Out to sea lies a deep-water bombora reef like its namesake in Hawaii. A huge right peak with jaw-dropping take-offs. Backdoor it and a cathedral dome arches on high as your tiny earthly shape passes through sun-glinted Pearly Gates. Wipe out and the heavenly light recedes as you somersault into the roiling madness of Hades. A giant tapered shoulder expends itself on the ledge, then fades into a deep channel. On the other side of the peak, a sharp drop-off in bathymetric contour nullifies the left. The local crew surf here on fun 15- to 20-foot days, and in ‘small’ 10- to 12-foot conditions. While it doesn’t offer the top-to-bottom, sectioning castle walls of Dungeons, the immense power of this pea-green A-frame has its own romantic attraction. Tow surfing is popular at Sunset.
The Hoek ✪ ✪ ✪ ✪
An archetypal Cape Town A-frame peak that barrels over a shallow sandbar in crisp, clean water and a majestic setting. An offshore reef focuses the swell into the corner of a small boulder-strewn bay at the base of the cliffs below Chapman’s Peak. At best, a world-class tube – short, round and perfect. The lip sucks top to bottom; throws fast and hard. Protected, slightly, from the offshore southeaster, the Hoek works on a low tide and copes best with a medium-energy four- to six-foot west swell.

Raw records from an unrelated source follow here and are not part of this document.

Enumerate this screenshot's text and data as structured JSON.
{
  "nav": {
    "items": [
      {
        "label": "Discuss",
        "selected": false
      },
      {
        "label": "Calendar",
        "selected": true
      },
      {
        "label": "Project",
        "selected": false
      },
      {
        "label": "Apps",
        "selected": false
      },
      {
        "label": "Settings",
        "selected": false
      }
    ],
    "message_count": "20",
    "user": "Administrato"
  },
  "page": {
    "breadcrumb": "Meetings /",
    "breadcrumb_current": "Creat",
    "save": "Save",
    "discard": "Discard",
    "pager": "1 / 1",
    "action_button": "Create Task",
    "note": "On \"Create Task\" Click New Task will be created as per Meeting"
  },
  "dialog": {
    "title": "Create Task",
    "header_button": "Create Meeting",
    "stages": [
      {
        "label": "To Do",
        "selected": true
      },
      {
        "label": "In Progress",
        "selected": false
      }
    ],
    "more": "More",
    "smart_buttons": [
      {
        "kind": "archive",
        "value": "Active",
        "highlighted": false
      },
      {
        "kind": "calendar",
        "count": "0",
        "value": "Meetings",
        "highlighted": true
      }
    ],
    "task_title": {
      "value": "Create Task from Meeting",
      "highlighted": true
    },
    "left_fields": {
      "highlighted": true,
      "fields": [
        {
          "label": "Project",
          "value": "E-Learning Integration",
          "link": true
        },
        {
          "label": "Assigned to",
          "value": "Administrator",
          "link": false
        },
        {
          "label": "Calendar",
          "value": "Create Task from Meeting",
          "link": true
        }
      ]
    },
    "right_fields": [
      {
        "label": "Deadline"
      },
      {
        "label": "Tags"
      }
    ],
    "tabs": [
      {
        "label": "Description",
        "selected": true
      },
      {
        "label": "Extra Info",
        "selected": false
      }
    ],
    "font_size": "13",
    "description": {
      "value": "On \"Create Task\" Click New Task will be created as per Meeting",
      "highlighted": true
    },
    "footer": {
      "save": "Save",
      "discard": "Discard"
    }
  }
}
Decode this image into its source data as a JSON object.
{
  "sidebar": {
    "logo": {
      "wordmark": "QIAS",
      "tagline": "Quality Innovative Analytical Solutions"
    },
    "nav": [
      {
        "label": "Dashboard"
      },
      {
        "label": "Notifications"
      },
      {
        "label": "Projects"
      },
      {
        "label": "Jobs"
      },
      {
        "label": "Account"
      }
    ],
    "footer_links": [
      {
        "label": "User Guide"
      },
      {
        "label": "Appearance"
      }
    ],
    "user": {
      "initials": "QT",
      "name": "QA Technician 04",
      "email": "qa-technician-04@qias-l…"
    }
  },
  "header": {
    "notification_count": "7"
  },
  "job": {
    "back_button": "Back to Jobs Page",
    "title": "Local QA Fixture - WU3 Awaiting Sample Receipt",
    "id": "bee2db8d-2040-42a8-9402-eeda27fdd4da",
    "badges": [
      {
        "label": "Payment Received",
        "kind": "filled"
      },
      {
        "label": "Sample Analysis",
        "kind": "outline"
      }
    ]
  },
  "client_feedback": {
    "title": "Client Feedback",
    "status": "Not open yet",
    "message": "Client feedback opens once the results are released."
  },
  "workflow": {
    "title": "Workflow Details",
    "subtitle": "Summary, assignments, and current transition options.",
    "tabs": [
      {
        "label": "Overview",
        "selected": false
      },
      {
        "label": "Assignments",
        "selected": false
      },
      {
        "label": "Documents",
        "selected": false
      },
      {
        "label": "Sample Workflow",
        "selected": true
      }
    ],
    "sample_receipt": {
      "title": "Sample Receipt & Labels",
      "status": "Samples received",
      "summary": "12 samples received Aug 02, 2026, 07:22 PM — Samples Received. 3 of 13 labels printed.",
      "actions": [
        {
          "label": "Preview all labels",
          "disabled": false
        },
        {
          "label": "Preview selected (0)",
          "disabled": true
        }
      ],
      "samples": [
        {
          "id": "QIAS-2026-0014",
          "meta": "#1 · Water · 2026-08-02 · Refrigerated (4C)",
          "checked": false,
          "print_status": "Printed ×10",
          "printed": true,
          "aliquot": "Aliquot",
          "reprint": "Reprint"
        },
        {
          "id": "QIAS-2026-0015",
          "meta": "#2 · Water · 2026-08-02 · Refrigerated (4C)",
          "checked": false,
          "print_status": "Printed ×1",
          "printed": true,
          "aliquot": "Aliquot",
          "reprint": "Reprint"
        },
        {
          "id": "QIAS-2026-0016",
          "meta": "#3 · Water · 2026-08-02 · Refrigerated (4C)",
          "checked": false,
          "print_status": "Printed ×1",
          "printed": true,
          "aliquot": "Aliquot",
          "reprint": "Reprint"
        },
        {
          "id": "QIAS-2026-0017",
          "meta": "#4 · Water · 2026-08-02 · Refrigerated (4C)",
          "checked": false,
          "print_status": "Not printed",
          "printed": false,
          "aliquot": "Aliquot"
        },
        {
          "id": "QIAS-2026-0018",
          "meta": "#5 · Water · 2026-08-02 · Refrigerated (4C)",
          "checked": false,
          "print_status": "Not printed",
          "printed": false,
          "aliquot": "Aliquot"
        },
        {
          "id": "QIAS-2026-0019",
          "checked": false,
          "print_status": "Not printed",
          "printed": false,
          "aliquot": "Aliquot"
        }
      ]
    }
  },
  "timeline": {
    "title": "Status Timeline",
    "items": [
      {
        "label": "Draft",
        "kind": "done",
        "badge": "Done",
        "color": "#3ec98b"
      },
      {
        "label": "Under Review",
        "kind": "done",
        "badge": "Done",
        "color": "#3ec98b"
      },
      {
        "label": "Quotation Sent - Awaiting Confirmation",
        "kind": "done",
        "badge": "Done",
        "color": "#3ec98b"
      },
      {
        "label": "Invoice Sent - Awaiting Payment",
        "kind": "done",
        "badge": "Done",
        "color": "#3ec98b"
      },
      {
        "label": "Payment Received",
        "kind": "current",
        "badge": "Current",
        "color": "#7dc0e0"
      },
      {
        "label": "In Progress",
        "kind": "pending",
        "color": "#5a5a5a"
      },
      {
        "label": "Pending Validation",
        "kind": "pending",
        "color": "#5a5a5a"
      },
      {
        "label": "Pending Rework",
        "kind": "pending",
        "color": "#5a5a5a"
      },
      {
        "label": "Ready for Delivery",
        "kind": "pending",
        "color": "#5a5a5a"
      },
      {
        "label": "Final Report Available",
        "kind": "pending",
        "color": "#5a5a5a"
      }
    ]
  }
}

Dungeons ✪ ✪ ✪ ✪
Made famous by Red Bull Big Wave Africa, this big right-hander is seldom ridden by paddle surfers outside the event, but tow surfers ride it frequently. Just off the Sentinel off Hout Bay, Dungeons starts breaking from eight to ten foot. Best in light winds and a thumping 20-foot west swell. Best on the low tide, otherwise it gets too thick (too much water). Beyond 20 foot, the tide is less significant. One session on 30 July 2006 saw tow surfers tackle monstrous 60-foot faces – the biggest waves ridden in Africa at the time.